A current trend in housing is multi-generational living. Home buyers are seeking properties or remodeling their current homes to accommodate themselves and their parents. Multi-generational living can also accommodate the Millennial who is living at home after college.
There are great advantages to this. With Seniors living longer, many want to be near their families and help with the kids but do not want the mortgage of a new home involved when they relocate. Others, single-Seniors who want independent living, are not interested in being alone or living in a Seniors-only facility.
Parents who want to help their grown children, who are paying off college tuition bills or just getting themselves back on their feet after a difficult time, are also living the multi-generational life.
The single-family home with the additional bedroom, or a cottage on the property are interesting to these families.
How to find the best multi-generational home.
You don’t have to have a large property with two homes on it for multi-generational living.
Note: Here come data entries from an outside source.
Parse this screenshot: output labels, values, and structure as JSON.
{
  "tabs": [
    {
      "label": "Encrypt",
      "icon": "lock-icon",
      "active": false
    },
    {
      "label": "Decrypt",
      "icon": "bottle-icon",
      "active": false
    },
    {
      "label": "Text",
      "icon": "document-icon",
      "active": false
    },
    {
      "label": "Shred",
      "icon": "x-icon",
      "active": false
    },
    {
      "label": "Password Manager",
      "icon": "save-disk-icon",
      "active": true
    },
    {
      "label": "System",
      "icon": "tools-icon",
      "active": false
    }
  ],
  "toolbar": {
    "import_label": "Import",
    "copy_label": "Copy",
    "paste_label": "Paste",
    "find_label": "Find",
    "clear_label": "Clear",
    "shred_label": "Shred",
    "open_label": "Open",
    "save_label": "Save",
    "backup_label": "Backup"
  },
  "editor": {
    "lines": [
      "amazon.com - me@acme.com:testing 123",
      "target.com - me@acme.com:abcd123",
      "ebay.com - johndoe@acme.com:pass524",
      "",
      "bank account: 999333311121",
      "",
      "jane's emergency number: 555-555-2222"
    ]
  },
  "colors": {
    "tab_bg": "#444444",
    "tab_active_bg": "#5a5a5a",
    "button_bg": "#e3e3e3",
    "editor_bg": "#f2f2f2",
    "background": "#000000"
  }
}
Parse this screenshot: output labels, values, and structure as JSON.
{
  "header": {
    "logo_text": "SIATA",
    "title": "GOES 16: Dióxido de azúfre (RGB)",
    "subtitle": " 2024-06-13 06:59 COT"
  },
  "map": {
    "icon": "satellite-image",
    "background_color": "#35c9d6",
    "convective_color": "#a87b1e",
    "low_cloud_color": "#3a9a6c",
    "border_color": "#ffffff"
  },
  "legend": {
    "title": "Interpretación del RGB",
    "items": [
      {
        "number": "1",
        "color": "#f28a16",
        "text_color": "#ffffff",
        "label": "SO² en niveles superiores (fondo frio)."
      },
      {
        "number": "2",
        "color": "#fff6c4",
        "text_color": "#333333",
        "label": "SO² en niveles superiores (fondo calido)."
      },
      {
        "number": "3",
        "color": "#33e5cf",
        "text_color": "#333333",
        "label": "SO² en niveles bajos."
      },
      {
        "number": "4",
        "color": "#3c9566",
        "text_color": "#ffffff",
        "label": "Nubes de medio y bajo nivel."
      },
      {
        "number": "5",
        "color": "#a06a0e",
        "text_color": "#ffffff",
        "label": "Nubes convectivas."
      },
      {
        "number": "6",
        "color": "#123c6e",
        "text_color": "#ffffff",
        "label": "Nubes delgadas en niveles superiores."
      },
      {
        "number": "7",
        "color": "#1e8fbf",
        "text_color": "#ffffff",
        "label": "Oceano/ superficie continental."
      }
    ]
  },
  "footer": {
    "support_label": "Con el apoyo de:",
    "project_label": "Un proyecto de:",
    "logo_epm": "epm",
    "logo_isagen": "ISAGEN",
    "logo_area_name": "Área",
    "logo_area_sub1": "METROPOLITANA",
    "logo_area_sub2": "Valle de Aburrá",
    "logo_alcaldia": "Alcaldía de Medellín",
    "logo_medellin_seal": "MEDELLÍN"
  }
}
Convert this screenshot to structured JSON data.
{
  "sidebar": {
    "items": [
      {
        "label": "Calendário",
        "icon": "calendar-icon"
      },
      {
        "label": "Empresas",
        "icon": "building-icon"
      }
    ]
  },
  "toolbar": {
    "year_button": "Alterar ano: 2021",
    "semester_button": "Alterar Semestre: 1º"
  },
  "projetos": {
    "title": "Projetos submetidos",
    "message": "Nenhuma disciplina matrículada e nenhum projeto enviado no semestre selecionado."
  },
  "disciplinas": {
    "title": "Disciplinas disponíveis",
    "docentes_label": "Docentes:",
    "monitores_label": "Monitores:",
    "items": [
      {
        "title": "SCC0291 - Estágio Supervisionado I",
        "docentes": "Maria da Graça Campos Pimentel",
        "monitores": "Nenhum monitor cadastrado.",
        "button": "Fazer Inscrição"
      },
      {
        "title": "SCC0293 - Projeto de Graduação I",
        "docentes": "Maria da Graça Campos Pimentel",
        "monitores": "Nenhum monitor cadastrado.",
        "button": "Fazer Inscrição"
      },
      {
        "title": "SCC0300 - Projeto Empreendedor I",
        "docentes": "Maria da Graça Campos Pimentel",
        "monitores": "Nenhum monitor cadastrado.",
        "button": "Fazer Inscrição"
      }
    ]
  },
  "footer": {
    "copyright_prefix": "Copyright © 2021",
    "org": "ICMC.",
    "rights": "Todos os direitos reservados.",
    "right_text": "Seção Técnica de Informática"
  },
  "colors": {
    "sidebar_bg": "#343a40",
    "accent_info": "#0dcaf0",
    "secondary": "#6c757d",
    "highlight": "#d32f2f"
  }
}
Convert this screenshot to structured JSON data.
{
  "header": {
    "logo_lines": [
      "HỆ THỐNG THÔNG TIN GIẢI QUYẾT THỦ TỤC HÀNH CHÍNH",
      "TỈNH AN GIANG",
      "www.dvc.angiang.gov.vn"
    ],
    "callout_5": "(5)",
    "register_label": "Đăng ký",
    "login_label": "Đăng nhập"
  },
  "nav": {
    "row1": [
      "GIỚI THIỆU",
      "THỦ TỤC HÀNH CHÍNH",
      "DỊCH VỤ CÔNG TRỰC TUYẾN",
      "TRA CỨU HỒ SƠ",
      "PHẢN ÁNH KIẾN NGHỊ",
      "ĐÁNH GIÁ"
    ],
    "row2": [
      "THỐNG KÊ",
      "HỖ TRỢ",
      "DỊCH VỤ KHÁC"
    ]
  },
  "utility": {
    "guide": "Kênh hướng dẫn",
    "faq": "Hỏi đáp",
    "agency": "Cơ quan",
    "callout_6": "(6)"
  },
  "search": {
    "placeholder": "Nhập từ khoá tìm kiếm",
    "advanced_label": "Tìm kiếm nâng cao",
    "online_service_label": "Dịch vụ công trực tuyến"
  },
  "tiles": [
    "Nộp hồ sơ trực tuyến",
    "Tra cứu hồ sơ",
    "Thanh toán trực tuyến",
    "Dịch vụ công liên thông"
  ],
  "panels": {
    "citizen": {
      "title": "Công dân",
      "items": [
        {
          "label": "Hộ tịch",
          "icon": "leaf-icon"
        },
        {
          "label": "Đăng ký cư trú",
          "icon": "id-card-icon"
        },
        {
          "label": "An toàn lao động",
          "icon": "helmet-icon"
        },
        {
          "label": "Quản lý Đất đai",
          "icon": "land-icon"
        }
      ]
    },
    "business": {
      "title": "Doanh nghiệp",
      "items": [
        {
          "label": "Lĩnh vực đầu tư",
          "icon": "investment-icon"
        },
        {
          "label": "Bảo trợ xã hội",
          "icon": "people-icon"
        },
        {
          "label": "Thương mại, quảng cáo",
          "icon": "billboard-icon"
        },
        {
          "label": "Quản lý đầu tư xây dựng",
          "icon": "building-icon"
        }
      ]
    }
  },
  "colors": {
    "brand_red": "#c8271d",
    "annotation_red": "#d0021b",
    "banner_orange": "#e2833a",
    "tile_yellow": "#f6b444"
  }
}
What you do need, though, is to look for a home with features that serve both adult generations. These features include:
- two areas that can provide a master suite. Your Senior parent(s) should have their own bathroom that isn’t shared by the rest of the family. Why? Privacy. Older adults have different health issues and should be honored with privacy.
- space on the main floor for the older generation. That upstairs bonus room/bedroom works great for the Millennial who moved back home but the stairs could be a challenge to an older resident. Perhaps the upstairs bonus room could be the second master suite. Be sure there is a bathroom and ample closet space. Make the downstairs master suite home to the older generation.
- a separate cottage would give Senior parents their own space, privacy and the feeling of independence not gained through living in the main household. And a noisy house for a Senior could be a stress builder and lead to confusion. Seniors, like all of us, need down-time and quiet. But for a older person who has already raised a full house of children, why not give them a quiet space? Be careful about the apartment above the garage. Remember what I just mentioned about stairs? However the above-garage apartment would be perfect for the adult child who just moved back home.
Sharing your home with a Senior parent.
Once you’ve found that home to share with a Senior family member be careful with the interior decor.
- throw or scatter rugs can be a hazard to the elderly who may not be steady on their feet. These rugs are generally used in bathrooms, kitchens, and near entry doors. If you have to use them, secure the rugs with a double-sided rug tape so it stays in place.
- hand railings are crucial for safety, inside and out. Any where there are steps, install a hand rail for older residents and visitors to use.
- bathroom fixtures should also include hand railings in the tub and near the toilet.
- universal design guidelines can assist you with remodeling or finding the perfect home to share with multiple generations.
Here are some great resources that can help you with multi-generational living, remodeling, aging in place and more.
For more information about finding the right type of home for your multi-generational family here in Oxford, MS, call me. I love to talk about this topic.